Every line of the data that includes "compose" should be copied out.
[INFORMATION GIVEN — start]
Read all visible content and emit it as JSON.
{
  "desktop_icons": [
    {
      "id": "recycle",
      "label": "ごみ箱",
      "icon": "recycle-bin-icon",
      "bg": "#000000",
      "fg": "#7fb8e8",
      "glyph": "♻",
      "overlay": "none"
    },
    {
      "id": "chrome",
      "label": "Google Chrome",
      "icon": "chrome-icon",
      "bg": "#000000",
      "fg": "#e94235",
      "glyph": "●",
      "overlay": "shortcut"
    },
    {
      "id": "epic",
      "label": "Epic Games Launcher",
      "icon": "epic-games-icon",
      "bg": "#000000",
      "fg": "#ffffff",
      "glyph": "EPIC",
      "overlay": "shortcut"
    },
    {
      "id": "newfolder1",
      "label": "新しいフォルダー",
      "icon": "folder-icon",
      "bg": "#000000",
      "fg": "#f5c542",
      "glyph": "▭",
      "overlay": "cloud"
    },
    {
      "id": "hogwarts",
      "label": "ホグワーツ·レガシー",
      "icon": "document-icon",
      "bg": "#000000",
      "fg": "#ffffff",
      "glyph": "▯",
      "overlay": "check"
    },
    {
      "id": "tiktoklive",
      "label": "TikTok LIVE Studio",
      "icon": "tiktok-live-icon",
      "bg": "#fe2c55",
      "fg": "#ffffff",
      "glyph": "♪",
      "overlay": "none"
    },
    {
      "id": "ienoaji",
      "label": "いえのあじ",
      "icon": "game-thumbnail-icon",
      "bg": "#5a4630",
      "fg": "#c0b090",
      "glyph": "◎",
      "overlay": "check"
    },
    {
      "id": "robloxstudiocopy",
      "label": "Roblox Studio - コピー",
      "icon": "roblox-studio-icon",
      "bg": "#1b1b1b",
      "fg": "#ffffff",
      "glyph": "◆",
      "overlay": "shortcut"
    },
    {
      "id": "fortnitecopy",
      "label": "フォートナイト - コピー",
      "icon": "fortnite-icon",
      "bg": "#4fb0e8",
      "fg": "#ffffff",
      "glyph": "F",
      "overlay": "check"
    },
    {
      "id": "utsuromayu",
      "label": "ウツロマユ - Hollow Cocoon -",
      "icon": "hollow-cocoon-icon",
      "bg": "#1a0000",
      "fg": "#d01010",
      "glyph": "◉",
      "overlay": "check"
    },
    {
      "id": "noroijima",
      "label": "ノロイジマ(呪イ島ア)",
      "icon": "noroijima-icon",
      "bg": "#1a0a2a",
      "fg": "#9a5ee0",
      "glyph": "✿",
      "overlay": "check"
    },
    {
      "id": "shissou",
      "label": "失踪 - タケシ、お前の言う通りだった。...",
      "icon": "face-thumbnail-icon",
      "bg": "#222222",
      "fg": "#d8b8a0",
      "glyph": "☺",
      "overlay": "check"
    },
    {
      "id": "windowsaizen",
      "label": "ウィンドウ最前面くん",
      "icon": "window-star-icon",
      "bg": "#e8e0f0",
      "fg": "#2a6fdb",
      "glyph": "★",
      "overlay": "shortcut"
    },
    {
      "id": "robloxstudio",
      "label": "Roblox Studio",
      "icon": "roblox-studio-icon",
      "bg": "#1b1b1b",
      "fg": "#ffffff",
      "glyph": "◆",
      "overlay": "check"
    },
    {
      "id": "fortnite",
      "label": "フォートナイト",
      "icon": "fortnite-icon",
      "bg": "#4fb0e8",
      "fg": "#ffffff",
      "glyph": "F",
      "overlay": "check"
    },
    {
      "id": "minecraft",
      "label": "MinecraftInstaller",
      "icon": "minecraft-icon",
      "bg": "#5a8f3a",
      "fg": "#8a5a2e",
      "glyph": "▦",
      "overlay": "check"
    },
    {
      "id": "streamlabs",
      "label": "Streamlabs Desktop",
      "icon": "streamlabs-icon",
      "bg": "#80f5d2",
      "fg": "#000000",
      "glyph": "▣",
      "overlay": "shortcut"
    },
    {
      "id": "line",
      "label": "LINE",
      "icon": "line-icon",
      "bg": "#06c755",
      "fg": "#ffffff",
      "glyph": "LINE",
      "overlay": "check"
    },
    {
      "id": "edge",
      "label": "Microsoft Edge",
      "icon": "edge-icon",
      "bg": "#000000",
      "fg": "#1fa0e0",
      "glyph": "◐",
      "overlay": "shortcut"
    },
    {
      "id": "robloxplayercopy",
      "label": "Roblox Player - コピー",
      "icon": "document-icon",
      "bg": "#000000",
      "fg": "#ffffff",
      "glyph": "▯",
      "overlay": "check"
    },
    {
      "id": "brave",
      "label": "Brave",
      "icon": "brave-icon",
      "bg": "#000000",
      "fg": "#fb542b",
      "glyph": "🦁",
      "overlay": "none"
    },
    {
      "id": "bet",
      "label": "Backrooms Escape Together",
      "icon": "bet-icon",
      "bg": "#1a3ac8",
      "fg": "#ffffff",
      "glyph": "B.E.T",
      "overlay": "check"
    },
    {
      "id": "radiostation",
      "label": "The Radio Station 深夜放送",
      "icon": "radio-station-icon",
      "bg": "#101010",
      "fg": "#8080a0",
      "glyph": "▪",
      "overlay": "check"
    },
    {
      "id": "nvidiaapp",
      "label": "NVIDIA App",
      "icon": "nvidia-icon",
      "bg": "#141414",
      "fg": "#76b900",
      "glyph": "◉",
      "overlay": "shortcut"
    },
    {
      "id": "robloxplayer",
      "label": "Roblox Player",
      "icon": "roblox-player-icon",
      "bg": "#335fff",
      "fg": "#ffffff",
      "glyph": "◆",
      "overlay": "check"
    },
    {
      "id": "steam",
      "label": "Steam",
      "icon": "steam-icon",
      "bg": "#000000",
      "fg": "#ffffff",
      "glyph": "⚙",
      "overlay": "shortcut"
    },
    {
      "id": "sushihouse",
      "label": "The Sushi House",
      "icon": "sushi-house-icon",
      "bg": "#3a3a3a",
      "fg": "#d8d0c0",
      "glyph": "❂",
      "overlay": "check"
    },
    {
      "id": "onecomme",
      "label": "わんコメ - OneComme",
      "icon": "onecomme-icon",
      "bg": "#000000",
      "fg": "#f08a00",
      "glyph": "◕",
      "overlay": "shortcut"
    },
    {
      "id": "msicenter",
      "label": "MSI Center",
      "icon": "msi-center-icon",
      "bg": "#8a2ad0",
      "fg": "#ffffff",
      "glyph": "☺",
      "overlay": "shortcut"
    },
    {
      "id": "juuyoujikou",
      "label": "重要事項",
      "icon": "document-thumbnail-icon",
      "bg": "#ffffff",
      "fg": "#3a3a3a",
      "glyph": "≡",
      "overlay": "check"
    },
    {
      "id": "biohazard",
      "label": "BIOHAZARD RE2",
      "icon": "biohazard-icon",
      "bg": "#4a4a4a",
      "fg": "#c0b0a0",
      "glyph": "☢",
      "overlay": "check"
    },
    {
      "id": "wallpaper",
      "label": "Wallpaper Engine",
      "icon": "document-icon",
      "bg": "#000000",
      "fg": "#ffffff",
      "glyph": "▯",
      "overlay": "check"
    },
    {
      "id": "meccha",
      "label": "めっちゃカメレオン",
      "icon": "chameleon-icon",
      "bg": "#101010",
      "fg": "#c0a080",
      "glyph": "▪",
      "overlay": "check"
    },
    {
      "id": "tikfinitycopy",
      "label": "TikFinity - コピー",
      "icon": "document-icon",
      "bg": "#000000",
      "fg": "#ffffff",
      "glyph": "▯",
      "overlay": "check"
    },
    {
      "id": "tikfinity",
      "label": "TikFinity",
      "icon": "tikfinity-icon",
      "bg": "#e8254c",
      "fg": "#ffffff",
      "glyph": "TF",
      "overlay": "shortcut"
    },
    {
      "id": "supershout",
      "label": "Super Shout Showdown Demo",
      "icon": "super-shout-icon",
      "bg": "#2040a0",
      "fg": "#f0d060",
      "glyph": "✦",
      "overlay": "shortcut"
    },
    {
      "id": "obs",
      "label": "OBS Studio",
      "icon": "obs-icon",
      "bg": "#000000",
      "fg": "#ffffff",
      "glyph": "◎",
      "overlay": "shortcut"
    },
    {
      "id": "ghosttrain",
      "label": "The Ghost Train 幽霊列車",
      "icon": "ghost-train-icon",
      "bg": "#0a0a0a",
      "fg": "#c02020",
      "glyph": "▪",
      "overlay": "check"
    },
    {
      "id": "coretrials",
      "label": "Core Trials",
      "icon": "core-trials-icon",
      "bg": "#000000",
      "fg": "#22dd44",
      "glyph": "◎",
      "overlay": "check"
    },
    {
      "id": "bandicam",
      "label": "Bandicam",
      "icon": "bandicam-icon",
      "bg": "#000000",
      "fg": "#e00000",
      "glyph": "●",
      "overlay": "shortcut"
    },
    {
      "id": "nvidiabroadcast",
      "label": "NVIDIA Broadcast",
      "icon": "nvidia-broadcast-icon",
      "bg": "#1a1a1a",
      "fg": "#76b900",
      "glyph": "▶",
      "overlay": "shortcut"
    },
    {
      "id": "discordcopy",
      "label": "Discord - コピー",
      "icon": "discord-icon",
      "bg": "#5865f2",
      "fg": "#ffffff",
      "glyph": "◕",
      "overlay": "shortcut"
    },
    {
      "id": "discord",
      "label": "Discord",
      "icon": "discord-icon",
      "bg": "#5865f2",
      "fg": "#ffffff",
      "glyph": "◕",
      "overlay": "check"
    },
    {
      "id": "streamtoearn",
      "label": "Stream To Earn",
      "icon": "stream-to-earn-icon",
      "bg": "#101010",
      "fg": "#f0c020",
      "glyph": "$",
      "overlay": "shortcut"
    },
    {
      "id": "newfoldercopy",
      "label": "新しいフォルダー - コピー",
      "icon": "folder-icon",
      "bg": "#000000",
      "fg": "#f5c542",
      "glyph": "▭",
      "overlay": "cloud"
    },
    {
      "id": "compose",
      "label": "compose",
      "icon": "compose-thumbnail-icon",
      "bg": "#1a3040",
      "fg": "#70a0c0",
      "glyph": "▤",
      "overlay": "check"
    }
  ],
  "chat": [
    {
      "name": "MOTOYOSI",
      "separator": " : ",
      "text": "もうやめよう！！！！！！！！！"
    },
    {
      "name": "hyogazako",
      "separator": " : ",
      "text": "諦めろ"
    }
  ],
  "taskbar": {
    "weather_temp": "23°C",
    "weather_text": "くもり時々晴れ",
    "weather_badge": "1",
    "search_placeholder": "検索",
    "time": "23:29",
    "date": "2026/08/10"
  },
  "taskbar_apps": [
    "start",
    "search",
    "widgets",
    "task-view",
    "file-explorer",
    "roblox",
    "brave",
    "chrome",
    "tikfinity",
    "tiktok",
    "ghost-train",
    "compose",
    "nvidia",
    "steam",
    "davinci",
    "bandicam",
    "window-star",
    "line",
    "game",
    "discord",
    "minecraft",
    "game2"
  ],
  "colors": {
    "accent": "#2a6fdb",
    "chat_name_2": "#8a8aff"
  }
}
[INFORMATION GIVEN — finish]
__TASK OUTPUT__.
      "id": "compose",
      "label": "compose",
      "icon": "compose-thumbnail-icon",
    "compose",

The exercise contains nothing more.